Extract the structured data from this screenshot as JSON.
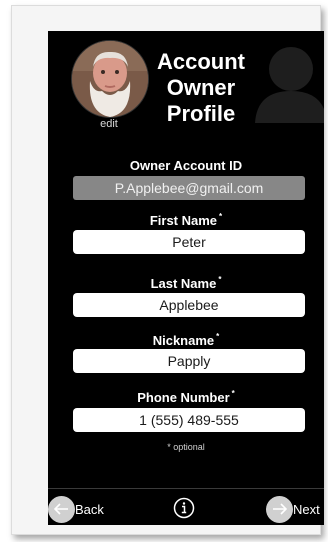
{
  "profile": {
    "title_lines": [
      "Account",
      "Owner",
      "Profile"
    ],
    "edit_label": "edit"
  },
  "fields": {
    "account_id": {
      "label": "Owner Account ID",
      "value": "P.Applebee@gmail.com"
    },
    "first_name": {
      "label": "First Name",
      "value": "Peter",
      "marker": "*"
    },
    "last_name": {
      "label": "Last Name",
      "value": "Applebee",
      "marker": "*"
    },
    "nickname": {
      "label": "Nickname",
      "value": "Papply",
      "marker": "*"
    },
    "phone": {
      "label": "Phone Number",
      "value": "1 (555) 489-555",
      "marker": "*"
    }
  },
  "optional_note": "* optional",
  "nav": {
    "back_label": "Back",
    "next_label": "Next",
    "info_icon": "info-icon",
    "back_icon": "arrow-left-icon",
    "next_icon": "arrow-right-icon"
  },
  "colors": {
    "screen_bg": "#000000",
    "readonly_field": "#878787",
    "input_bg": "#ffffff",
    "nav_circle": "#d0d0d0"
  }
}
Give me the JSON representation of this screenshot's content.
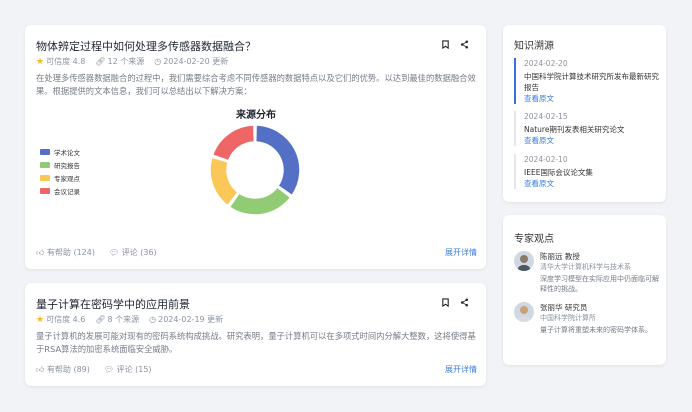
{
  "cards": [
    {
      "title": "物体辨定过程中如何处理多传感器数据融合？",
      "rating": "可信度 4.8",
      "sources": "12 个来源",
      "updated": "2024-02-20 更新",
      "description": "在处理多传感器数据融合的过程中，我们需要综合考虑不同传感器的数据特点以及它们的优势。以达到最佳的数据融合效果。根据提供的文本信息，我们可以总结出以下解决方案：",
      "helpful": "有帮助 (124)",
      "comments": "评论 (36)",
      "expand": "展开详情"
    },
    {
      "title": "量子计算在密码学中的应用前景",
      "rating": "可信度 4.6",
      "sources": "8 个来源",
      "updated": "2024-02-19 更新",
      "description": "量子计算机的发展可能对现有的密码系统构成挑战。研究表明，量子计算机可以在多项式时间内分解大整数，这将使得基于RSA算法的加密系统面临安全威胁。",
      "helpful": "有帮助 (89)",
      "comments": "评论 (15)",
      "expand": "展开详情"
    }
  ],
  "chart_data": {
    "type": "pie",
    "title": "来源分布",
    "categories": [
      "学术论文",
      "研究报告",
      "专家观点",
      "会议记录"
    ],
    "values": [
      35,
      25,
      20,
      20
    ],
    "colors": [
      "#5470c6",
      "#91cc75",
      "#fac858",
      "#ee6666"
    ],
    "legend_position": "left"
  },
  "knowledge": {
    "title": "知识溯源",
    "items": [
      {
        "date": "2024-02-20",
        "name": "中国科学院计算技术研究所发布最新研究报告",
        "link": "查看原文"
      },
      {
        "date": "2024-02-15",
        "name": "Nature期刊发表相关研究论文",
        "link": "查看原文"
      },
      {
        "date": "2024-02-10",
        "name": "IEEE国际会议论文集",
        "link": "查看原文"
      }
    ]
  },
  "experts": {
    "title": "专家观点",
    "items": [
      {
        "name": "陈丽远 教授",
        "org": "清华大学计算机科学与技术系",
        "view": "深度学习模型在实际应用中仍面临可解释性的挑战。"
      },
      {
        "name": "张丽华 研究员",
        "org": "中国科学院计算所",
        "view": "量子计算将重塑未来的密码学体系。"
      }
    ]
  }
}
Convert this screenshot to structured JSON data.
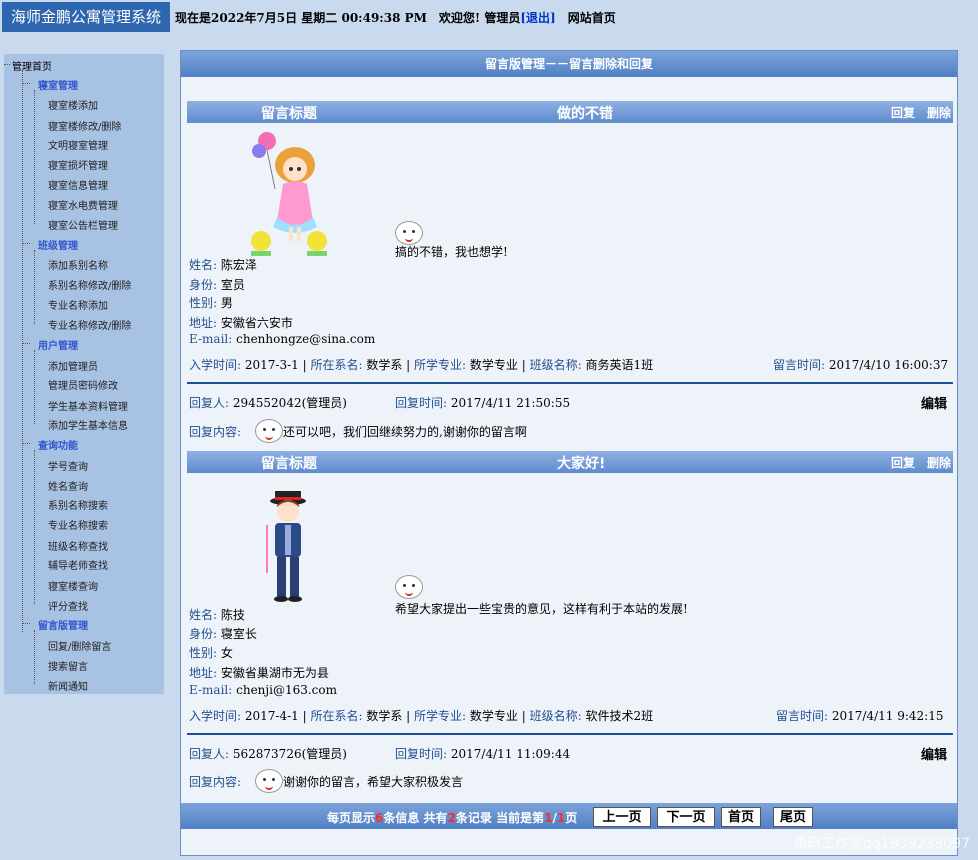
{
  "header": {
    "brand": "海师金鹏公寓管理系统",
    "now_prefix": "现在是",
    "datetime": "2022年7月5日 星期二 00:49:38 PM",
    "welcome": "欢迎您! 管理员",
    "logout": "[退出]",
    "home": "网站首页"
  },
  "sidebar": {
    "root": "管理首页",
    "groups": [
      {
        "label": "寝室管理",
        "items": [
          "寝室楼添加",
          "寝室楼修改/删除",
          "文明寝室管理",
          "寝室损坏管理",
          "寝室信息管理",
          "寝室水电费管理",
          "寝室公告栏管理"
        ]
      },
      {
        "label": "班级管理",
        "items": [
          "添加系别名称",
          "系别名称修改/删除",
          "专业名称添加",
          "专业名称修改/删除"
        ]
      },
      {
        "label": "用户管理",
        "items": [
          "添加管理员",
          "管理员密码修改",
          "学生基本资料管理",
          "添加学生基本信息"
        ]
      },
      {
        "label": "查询功能",
        "items": [
          "学号查询",
          "姓名查询",
          "系别名称搜索",
          "专业名称搜索",
          "班级名称查找",
          "辅导老师查找",
          "寝室楼查询",
          "评分查找"
        ]
      },
      {
        "label": "留言版管理",
        "items": [
          "回复/删除留言",
          "搜索留言",
          "新闻通知"
        ]
      }
    ]
  },
  "main": {
    "title": "留言版管理－－留言删除和回复",
    "labels": {
      "head": "留言标题",
      "reply": "回复",
      "delete": "删除",
      "name": "姓名:",
      "role": "身份:",
      "gender": "性别:",
      "address": "地址:",
      "email": "E-mail:",
      "enroll": "入学时间:",
      "dept": "所在系名:",
      "major": "所学专业:",
      "class": "班级名称:",
      "posted": "留言时间:",
      "replier": "回复人:",
      "reply_time": "回复时间:",
      "reply_content": "回复内容:",
      "edit": "编辑"
    },
    "messages": [
      {
        "title": "做的不错",
        "avatar_icon": "girl-with-balloons-avatar",
        "content": "搞的不错，我也想学!",
        "name": "陈宏泽",
        "role": "室员",
        "gender": "男",
        "address": "安徽省六安市",
        "email": "chenhongze@sina.com",
        "enroll": "2017-3-1",
        "dept": "数学系",
        "major": "数学专业",
        "class": "商务英语1班",
        "posted": "2017/4/10 16:00:37",
        "replier": "294552042(管理员)",
        "reply_time": "2017/4/11 21:50:55",
        "reply_content": "还可以吧，我们回继续努力的,谢谢你的留言啊"
      },
      {
        "title": "大家好!",
        "avatar_icon": "boy-with-hat-avatar",
        "content": "希望大家提出一些宝贵的意见，这样有利于本站的发展!",
        "name": "陈技",
        "role": "寝室长",
        "gender": "女",
        "address": "安徽省巢湖市无为县",
        "email": "chenji@163.com",
        "enroll": "2017-4-1",
        "dept": "数学系",
        "major": "数学专业",
        "class": "软件技术2班",
        "posted": "2017/4/11 9:42:15",
        "replier": "562873726(管理员)",
        "reply_time": "2017/4/11 11:09:44",
        "reply_content": "谢谢你的留言，希望大家积极发言"
      }
    ],
    "pager": {
      "t1": "每页显示",
      "per_page": "6",
      "t2": "条信息 共有",
      "total": "2",
      "t3": "条记录 当前是第",
      "current": "1",
      "slash": "/",
      "pages": "1",
      "t4": "页",
      "prev": "上一页",
      "next": "下一页",
      "first": "首页",
      "last": "尾页"
    }
  },
  "watermark": "源码工作室qq1939239097"
}
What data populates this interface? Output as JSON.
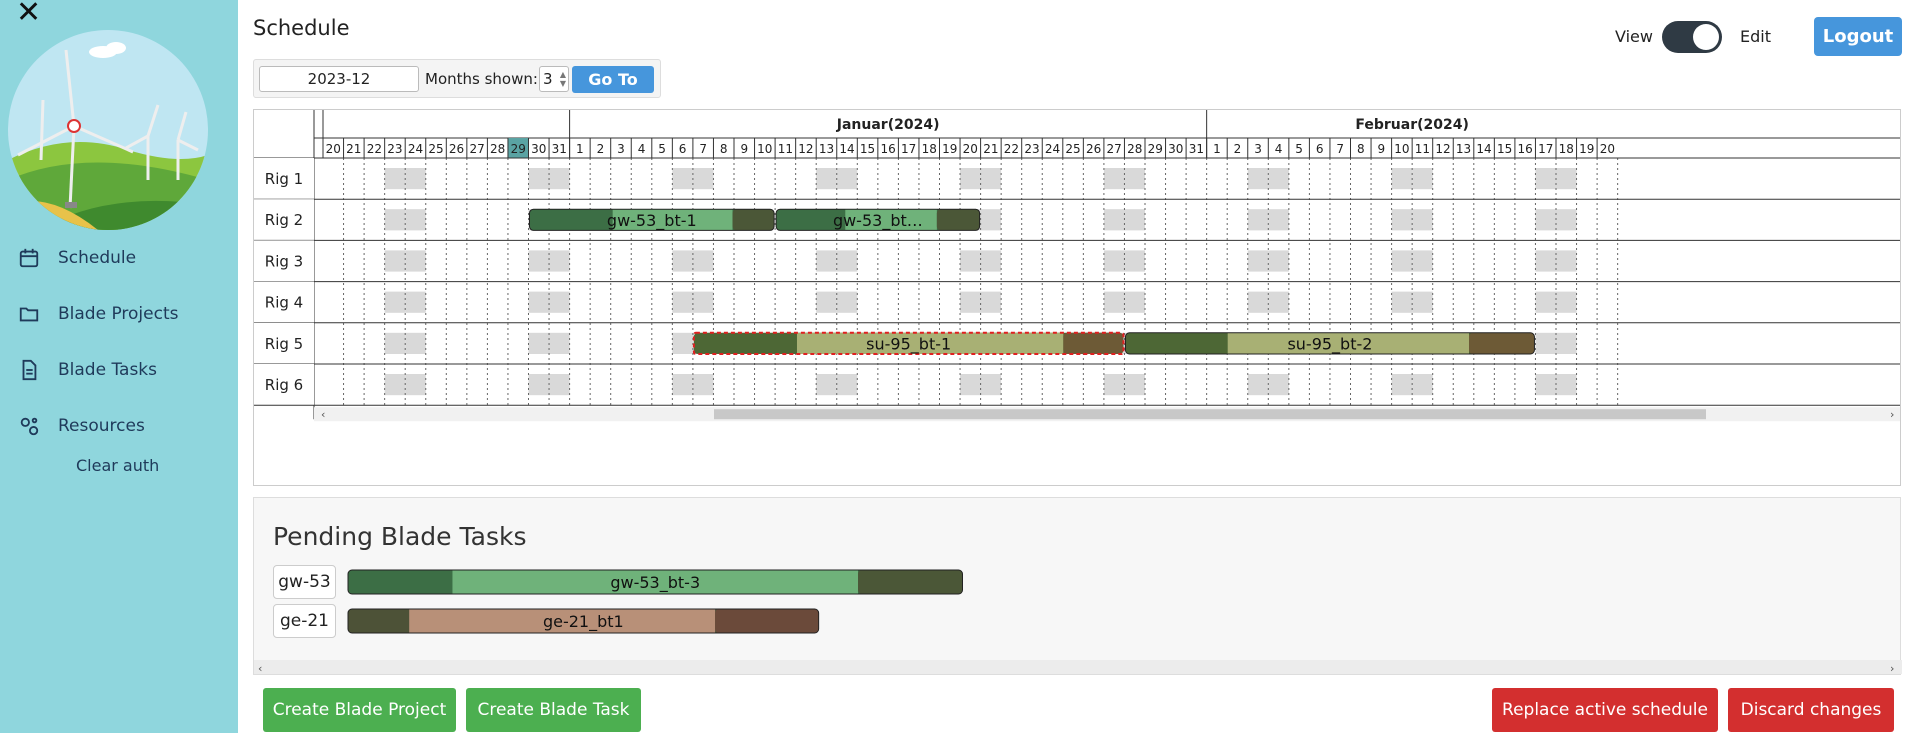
{
  "sidebar": {
    "close_icon": "close-icon",
    "nav": [
      {
        "label": "Schedule",
        "icon": "calendar-icon"
      },
      {
        "label": "Blade Projects",
        "icon": "folder-icon"
      },
      {
        "label": "Blade Tasks",
        "icon": "document-icon"
      },
      {
        "label": "Resources",
        "icon": "gears-icon"
      }
    ],
    "clear_auth": "Clear auth"
  },
  "header": {
    "title": "Schedule",
    "view_label": "View",
    "edit_label": "Edit",
    "mode": "edit",
    "logout": "Logout"
  },
  "datebar": {
    "date_value": "2023-12",
    "months_label": "Months shown:",
    "months_value": "3",
    "goto_label": "Go To"
  },
  "gantt": {
    "months": [
      {
        "label": "",
        "days": [
          "20",
          "21",
          "22",
          "23",
          "24",
          "25",
          "26",
          "27",
          "28",
          "29",
          "30",
          "31"
        ]
      },
      {
        "label": "Januar(2024)",
        "days": [
          "1",
          "2",
          "3",
          "4",
          "5",
          "6",
          "7",
          "8",
          "9",
          "10",
          "11",
          "12",
          "13",
          "14",
          "15",
          "16",
          "17",
          "18",
          "19",
          "20",
          "21",
          "22",
          "23",
          "24",
          "25",
          "26",
          "27",
          "28",
          "29",
          "30",
          "31"
        ]
      },
      {
        "label": "Februar(2024)",
        "days": [
          "1",
          "2",
          "3",
          "4",
          "5",
          "6",
          "7",
          "8",
          "9",
          "10",
          "11",
          "12",
          "13",
          "14",
          "15",
          "16",
          "17",
          "18",
          "19",
          "20"
        ]
      }
    ],
    "today_index": 9,
    "weekend_indices": [
      3,
      4,
      10,
      11,
      17,
      18,
      24,
      25,
      31,
      32,
      38,
      39,
      45,
      46,
      52,
      53,
      59,
      60
    ],
    "rigs": [
      "Rig 1",
      "Rig 2",
      "Rig 3",
      "Rig 4",
      "Rig 5",
      "Rig 6"
    ],
    "tasks": [
      {
        "rig": 1,
        "start": 10,
        "end": 22,
        "label": "gw-53_bt-1",
        "mid_from": 0.34,
        "mid_to": 0.83,
        "outer": "#3c6e45",
        "inner": "#6fb27a",
        "tail": "#4b5737",
        "selected": false
      },
      {
        "rig": 1,
        "start": 22,
        "end": 32,
        "label": "gw-53_bt…",
        "mid_from": 0.34,
        "mid_to": 0.79,
        "outer": "#3c6e45",
        "inner": "#6fb27a",
        "tail": "#4b5737",
        "selected": false
      },
      {
        "rig": 4,
        "start": 18,
        "end": 39,
        "label": "su-95_bt-1",
        "mid_from": 0.24,
        "mid_to": 0.86,
        "outer": "#4d6735",
        "inner": "#a8b074",
        "tail": "#6d5a36",
        "selected": true
      },
      {
        "rig": 4,
        "start": 39,
        "end": 59,
        "label": "su-95_bt-2",
        "mid_from": 0.25,
        "mid_to": 0.84,
        "outer": "#4d6735",
        "inner": "#a8b074",
        "tail": "#6d5a36",
        "selected": false
      }
    ]
  },
  "pending": {
    "title": "Pending Blade Tasks",
    "rows": [
      {
        "code": "gw-53",
        "label": "gw-53_bt-3",
        "outer": "#3c6e45",
        "inner": "#6fb27a",
        "tail": "#4b5737",
        "span": 30,
        "mid_from": 0.17,
        "mid_to": 0.83
      },
      {
        "code": "ge-21",
        "label": "ge-21_bt1",
        "outer": "#4d5237",
        "inner": "#b89078",
        "tail": "#6b4a3a",
        "span": 23,
        "mid_from": 0.13,
        "mid_to": 0.78
      }
    ]
  },
  "buttons": {
    "create_project": "Create Blade Project",
    "create_task": "Create Blade Task",
    "replace": "Replace active schedule",
    "discard": "Discard changes"
  },
  "colors": {
    "sidebar": "#8fd6dd",
    "primary": "#4696dc",
    "success": "#4caf50",
    "danger": "#d32f2f",
    "today": "#5aa3a3",
    "weekend": "#d9d9d9"
  }
}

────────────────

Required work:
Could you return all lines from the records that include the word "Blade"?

Expected output:
        "label": "Blade Projects",
        "label": "Blade Tasks",
    "title": "Pending Blade Tasks",
    "create_project": "Create Blade Project",
    "create_task": "Create Blade Task",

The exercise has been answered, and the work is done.